Linderhof is the smallest of the three palaces built by King Ludwig II of Bavaria and the only one which he lived to see completed.
Ludwig II, who was crowned king in 1864, began his building activities in 1867-1868 by redesigning his rooms in the Munich Residenz and laying the foundation stone of Neuschwanstein Castle. In 1868 he was already making his first plans for Linderhof. However, neither the palace modelled on Versailles that was to be sited on the floor of the valley nor the large Byzantine palace envisaged by Ludwig II were ever built.
Instead, the new building developed around the forester's house belonging to his father Maximilian II, which was located in the open space in front of the present palace and was used by the king when crown prince on hunting expeditions with his father. Linderhof Palace, the eventual result of a long period of building and rebuilding, is the only large palace King Ludwig II lived to see completed.
In 1869 Ludwig II had the forester's house rebuilt and appointed as the 'Royal Lodge'. In 1870, under the supervision of the court building director Georg Dollmann, a wing with a single axis was added. While this extension was still being completed, the original plans for the building were substantially revised.
From spring 1871 a second wing was built to match the first extension, with a bedroom forming the connection between the two wings. A wooden staircase on the west side provided access to the u-shaped complex built around an open courtyard, and the Royal Lodge thus became superfluous; the initial retention of this building indicates the king's emotional attachment to it.
The complex thus created forms the core of the palace. Its upper floor was a wooden post and beam construction clad with boards, while the lower floor was plastered; because of the wooden structures it was known as the 'Alpine Hut Building'. Its simple exterior, however, gave no hint of the splendour inside.
An overall architectural solution was however necessary to unite the results of the piecemeal construction process. In February 1873, King Ludwig II approved a plan which established the final design of the palace. First the wooden construction was clad with solid stone and covered with a cross-shaped complex of new roofs. This section of the building formed the core of the new palace, but it still had no interior staircase.
On 20.1.1874 the king gave permission for the 'Royal Lodge' to be moved to its present location, around 200 metres away, and the new south tract was built in its place. It was only now that the exterior of the palace acquired its final form, and the vestibule and staircase were incorporated in the interior. By 1876 work on the interior of the south tract was also complete.
The transformation of the 'Alpine Hut Building' into the 'Royal Villa' had marked consequences for its surroundings. In 1874 the final plans for the park were submitted by court garden director Carl Joseph von Effner.References:

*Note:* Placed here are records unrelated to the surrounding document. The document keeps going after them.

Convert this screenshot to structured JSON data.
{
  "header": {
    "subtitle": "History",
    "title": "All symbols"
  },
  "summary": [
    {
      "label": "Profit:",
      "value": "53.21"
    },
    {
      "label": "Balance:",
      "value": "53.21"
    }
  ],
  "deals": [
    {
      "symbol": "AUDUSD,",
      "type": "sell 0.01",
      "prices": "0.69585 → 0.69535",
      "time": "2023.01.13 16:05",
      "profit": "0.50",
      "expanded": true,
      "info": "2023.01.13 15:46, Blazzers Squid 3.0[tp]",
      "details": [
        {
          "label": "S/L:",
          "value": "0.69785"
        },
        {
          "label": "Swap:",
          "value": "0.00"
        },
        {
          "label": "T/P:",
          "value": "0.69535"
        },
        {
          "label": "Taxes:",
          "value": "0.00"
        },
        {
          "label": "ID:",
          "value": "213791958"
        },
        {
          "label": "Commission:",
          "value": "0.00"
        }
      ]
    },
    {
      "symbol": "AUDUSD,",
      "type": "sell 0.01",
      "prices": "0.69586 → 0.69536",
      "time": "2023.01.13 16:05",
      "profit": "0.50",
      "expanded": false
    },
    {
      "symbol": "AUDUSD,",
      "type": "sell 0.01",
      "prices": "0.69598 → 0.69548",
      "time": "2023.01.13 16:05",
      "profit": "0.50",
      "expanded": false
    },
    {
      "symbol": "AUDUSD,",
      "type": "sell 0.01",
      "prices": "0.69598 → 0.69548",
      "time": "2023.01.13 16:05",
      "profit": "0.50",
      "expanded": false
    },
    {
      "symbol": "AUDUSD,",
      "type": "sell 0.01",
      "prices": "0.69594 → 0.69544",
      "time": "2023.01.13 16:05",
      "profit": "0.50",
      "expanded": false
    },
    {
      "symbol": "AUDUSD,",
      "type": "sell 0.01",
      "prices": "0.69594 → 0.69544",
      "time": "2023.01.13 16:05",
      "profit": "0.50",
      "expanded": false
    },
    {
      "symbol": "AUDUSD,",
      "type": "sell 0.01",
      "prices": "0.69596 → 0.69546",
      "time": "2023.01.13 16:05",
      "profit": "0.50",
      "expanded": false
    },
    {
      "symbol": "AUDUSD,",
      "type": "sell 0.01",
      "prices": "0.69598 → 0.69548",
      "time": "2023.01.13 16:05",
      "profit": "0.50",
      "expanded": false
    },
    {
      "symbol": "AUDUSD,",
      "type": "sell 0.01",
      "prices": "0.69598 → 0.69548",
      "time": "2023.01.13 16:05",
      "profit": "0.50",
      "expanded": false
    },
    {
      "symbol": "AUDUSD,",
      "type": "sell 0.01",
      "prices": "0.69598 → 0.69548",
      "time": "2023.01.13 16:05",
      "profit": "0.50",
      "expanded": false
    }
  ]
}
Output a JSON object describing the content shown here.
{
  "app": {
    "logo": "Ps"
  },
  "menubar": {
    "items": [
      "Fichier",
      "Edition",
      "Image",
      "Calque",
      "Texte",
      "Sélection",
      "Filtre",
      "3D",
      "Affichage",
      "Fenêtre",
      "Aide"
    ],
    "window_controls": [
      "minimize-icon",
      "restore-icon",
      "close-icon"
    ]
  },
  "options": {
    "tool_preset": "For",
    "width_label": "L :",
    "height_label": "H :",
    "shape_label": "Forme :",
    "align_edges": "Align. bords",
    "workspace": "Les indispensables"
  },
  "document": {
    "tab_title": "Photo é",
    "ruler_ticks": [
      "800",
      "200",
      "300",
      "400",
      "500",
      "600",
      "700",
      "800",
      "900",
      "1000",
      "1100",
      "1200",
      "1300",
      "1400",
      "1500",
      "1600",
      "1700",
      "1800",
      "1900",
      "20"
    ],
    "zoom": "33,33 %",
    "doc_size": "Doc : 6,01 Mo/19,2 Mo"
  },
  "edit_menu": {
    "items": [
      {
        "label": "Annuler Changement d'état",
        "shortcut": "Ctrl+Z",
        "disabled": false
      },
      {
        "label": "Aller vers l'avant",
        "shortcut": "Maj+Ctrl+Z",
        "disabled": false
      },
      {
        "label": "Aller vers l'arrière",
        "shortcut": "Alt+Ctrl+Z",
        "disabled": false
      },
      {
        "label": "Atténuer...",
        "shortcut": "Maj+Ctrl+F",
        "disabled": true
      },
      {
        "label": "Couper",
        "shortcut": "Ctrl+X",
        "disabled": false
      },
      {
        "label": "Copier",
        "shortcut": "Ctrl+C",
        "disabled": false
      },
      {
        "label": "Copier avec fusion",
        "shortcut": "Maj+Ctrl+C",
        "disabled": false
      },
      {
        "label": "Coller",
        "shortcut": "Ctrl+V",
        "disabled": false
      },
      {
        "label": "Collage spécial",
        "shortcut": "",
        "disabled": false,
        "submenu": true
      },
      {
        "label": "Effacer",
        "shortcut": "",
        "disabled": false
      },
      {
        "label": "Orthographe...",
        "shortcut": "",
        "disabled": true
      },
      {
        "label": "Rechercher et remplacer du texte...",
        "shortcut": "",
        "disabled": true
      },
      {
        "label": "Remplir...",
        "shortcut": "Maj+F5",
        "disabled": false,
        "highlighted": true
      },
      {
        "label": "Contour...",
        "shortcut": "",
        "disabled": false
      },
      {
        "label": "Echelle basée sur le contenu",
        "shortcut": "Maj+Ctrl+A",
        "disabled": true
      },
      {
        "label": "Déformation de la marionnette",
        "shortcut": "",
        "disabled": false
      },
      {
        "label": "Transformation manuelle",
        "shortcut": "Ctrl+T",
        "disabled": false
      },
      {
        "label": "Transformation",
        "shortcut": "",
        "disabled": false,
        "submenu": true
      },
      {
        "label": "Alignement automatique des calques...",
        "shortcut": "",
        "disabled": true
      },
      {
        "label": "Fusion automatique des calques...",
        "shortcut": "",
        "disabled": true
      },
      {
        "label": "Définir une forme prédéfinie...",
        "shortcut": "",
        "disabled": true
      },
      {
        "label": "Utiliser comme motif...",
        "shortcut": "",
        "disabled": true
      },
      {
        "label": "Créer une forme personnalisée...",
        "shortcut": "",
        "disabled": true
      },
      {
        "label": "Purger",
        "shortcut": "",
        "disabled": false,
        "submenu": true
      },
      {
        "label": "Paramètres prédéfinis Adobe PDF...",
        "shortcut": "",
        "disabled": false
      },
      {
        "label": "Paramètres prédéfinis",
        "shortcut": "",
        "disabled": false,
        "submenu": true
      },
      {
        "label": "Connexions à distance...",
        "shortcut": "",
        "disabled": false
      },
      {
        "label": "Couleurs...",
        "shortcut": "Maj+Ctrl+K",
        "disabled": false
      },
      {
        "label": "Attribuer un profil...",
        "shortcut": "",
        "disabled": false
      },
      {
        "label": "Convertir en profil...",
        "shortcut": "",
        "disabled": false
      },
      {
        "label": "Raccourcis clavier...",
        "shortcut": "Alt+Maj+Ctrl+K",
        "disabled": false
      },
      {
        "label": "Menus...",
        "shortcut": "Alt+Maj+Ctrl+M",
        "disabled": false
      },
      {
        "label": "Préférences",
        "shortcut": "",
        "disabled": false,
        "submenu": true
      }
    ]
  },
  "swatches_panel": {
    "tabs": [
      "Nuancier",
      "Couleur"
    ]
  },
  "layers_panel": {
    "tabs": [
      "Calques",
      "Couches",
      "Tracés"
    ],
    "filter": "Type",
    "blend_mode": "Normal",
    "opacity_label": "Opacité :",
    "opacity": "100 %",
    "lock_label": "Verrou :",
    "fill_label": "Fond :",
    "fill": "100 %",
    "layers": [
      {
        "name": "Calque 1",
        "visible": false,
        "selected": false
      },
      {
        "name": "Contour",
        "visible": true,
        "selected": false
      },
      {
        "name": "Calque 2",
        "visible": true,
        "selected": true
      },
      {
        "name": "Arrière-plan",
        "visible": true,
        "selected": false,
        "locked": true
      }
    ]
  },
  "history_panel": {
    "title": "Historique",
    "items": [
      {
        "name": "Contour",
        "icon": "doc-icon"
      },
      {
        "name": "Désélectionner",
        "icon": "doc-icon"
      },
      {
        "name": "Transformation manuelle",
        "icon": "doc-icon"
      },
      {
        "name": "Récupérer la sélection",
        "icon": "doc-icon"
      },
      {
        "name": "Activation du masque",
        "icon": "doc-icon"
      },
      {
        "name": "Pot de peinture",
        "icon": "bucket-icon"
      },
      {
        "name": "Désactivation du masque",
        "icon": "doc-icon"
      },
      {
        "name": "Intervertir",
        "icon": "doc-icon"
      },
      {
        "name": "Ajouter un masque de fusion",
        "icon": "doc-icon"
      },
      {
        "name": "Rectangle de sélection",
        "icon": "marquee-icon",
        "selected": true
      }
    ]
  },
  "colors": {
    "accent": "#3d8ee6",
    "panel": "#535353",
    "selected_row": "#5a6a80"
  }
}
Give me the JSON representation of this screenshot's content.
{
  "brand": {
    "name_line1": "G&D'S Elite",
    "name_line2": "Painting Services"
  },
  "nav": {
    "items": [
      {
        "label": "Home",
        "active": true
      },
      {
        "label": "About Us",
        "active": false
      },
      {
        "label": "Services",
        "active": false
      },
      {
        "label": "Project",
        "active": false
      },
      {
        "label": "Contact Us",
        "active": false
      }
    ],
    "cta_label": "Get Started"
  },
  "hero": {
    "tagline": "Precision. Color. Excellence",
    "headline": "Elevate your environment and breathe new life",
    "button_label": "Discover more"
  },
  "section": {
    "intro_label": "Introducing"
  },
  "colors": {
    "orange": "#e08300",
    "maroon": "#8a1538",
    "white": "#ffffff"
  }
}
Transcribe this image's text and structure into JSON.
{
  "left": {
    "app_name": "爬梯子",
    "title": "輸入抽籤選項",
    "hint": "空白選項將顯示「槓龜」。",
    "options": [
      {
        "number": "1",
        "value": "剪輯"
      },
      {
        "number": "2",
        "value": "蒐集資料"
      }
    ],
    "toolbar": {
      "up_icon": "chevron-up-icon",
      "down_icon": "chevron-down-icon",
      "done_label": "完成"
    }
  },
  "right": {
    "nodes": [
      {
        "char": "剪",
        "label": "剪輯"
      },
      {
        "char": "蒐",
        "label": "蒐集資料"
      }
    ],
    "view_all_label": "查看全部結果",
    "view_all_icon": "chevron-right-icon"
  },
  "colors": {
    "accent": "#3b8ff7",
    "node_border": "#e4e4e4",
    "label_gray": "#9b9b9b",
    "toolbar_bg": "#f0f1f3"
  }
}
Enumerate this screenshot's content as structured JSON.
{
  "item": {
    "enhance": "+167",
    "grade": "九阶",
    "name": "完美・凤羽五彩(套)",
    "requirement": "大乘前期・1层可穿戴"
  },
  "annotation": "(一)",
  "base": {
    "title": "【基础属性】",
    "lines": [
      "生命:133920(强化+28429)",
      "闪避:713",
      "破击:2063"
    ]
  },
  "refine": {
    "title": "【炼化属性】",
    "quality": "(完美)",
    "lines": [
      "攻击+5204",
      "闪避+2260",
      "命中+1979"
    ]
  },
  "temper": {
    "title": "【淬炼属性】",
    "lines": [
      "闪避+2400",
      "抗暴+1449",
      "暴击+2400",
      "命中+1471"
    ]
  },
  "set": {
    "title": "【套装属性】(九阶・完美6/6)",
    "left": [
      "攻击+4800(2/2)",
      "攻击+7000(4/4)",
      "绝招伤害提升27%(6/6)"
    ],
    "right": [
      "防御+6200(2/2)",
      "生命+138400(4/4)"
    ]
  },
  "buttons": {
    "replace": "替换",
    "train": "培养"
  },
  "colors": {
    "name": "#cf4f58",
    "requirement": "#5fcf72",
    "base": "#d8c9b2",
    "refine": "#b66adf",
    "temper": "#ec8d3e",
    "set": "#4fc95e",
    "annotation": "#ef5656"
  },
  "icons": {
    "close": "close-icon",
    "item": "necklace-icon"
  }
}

The Holy Trinity Column in Olomouc is a Baroque monument built in 1716–1754 in honour of God. The main purpose was a spectacular celebration of Catholic Church and faith, partly caused by feeling of gratitude for ending a plague, which struck Moravia between 1713 and 1715. The column was also understood to be an expression of local patriotism, since all artists and master craftsmen working on this monument were Olomouc citizens, and almost all depicted saints were connected with the city of Olomouc in some way. The column is the biggest Baroque sculptural group in the Czech Republic. In 2000 it was inscribed on the UNESCO World Heritage Sites list.
The column is dominated by gilded copper sculptures of the Holy Trinity accompanied by the Archangel Gabriel on the top and the Assumption of the Virgin beneath it.
The base of the column, in three levels, is surrounded by 18 more stone sculptures of saints and 14 reliefs in elaborate cartouches. At the uppermost stage are saints connected with Jesus’ earth life – his mother’s parents St. Anne and St. Joachim, his foster-father St. Joseph, and St. John the Baptist, who was preparing his coming – who are accompanied by St. Lawrence and St. Jerome, saints to whom the chapel in the Olomouc town hall was dedicated. Three reliefs represent the Three theological virtues Faith, Hope, and Love.
Below them, the second stage is dedicated to Moravian saints St. Cyril and St. Methodius, who came to Great Moravia to spread Christianity in 863, St. Blaise, in whose name one of the main Olomouc churches is consecrated, and patrons of neighbouring Bohemia St. Adalbert of Prague and St. John of Nepomuk, whose following was very strong there as well.
In the lowest stage one can see the figures of an Austrian patron St. Maurice and a Bohemian patron St. Wenceslas, in whose names two important Olomouc churches were consecrated, another Austrian patron St. Florian, who was also viewed as a protector against various disasters, especially fire, St. John of Capistrano, who used to preach in Olomouc, St. Anthony of Padua, a member of the Franciscan Order, which owned an important monastery in Olomouc, and St. Aloysius Gonzaga, a patron of students. His sculpture showed that Olomouc was very proud of its university. Reliefs of all twelve apostles are placed among these sculptures.
The column also houses a small chapel inside with reliefs depicting Cain's offering from his crop, Abel's offering of firstlings of his flock, Noah's first burnt offering after the Flood, Abraham's offering of Isaac and of a lamb, and Jesus' death. The cities of Jerusalem and Olomouc can be seen in the background of the last mentioned relief.